Top of Supplied information

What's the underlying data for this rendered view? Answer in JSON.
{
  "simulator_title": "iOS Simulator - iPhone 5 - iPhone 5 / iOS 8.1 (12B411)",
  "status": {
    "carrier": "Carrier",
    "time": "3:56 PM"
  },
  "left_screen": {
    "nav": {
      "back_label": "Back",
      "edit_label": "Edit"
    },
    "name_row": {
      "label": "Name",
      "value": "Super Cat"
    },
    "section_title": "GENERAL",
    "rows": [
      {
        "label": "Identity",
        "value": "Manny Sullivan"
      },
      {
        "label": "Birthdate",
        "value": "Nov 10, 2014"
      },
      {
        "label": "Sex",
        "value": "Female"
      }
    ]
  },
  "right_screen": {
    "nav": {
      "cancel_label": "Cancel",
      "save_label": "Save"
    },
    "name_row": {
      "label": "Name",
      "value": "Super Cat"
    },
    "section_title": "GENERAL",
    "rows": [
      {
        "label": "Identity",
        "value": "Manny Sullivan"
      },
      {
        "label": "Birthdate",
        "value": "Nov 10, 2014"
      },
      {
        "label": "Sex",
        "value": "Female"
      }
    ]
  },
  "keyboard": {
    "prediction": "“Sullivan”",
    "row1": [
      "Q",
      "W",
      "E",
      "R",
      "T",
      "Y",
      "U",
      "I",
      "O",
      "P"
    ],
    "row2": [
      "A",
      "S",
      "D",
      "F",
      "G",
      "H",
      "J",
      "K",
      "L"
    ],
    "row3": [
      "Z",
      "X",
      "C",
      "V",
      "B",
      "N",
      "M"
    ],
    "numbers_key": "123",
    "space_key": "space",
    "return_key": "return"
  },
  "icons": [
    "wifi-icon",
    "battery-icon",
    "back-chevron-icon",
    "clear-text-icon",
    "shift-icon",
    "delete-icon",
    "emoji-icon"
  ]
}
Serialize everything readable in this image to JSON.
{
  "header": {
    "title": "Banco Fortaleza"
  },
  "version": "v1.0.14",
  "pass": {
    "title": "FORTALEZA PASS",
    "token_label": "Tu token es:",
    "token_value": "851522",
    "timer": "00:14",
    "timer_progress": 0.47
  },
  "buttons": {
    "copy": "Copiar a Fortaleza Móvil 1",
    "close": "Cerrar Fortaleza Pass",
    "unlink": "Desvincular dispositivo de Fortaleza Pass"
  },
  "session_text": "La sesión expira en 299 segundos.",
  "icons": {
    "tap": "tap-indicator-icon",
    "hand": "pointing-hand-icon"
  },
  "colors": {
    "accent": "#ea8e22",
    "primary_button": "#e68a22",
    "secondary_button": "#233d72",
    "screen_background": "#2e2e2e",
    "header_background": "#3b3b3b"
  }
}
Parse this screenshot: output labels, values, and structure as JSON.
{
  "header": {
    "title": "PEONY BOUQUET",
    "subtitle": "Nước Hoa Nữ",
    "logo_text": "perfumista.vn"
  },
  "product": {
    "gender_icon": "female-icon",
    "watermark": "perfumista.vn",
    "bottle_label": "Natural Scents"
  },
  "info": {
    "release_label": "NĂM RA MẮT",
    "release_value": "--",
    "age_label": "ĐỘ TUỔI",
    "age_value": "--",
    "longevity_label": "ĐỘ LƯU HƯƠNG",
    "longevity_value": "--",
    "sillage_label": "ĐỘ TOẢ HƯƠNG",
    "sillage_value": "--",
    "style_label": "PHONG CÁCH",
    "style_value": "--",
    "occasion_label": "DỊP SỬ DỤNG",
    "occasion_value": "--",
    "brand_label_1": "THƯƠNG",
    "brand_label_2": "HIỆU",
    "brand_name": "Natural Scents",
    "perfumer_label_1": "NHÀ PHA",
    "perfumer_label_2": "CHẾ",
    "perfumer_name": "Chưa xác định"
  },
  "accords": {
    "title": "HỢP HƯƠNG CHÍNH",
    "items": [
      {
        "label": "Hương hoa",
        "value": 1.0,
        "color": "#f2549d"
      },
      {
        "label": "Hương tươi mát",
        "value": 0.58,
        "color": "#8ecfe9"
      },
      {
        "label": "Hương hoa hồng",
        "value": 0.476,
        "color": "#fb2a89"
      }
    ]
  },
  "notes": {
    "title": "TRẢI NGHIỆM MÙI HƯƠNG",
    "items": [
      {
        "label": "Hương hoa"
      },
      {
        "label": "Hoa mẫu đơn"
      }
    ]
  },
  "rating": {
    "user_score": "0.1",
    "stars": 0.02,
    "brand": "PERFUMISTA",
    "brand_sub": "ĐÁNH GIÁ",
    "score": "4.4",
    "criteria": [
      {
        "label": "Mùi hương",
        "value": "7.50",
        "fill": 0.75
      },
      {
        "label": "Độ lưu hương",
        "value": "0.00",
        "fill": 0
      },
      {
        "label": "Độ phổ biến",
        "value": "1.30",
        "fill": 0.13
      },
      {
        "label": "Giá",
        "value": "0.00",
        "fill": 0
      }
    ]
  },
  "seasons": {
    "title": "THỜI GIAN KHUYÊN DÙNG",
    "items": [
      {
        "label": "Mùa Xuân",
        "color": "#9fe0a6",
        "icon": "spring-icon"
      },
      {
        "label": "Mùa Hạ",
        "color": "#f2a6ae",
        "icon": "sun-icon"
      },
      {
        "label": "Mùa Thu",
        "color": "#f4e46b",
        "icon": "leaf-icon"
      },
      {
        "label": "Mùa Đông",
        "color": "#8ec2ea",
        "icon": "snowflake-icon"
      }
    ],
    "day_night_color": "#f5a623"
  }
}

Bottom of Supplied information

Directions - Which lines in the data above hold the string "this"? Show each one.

Answer space -
What's the underlying data for this rendered view? Answer in JSON.
Serialize everything readable in this image to JSON.
Parse this screenshot: output labels, values, and structure as JSON.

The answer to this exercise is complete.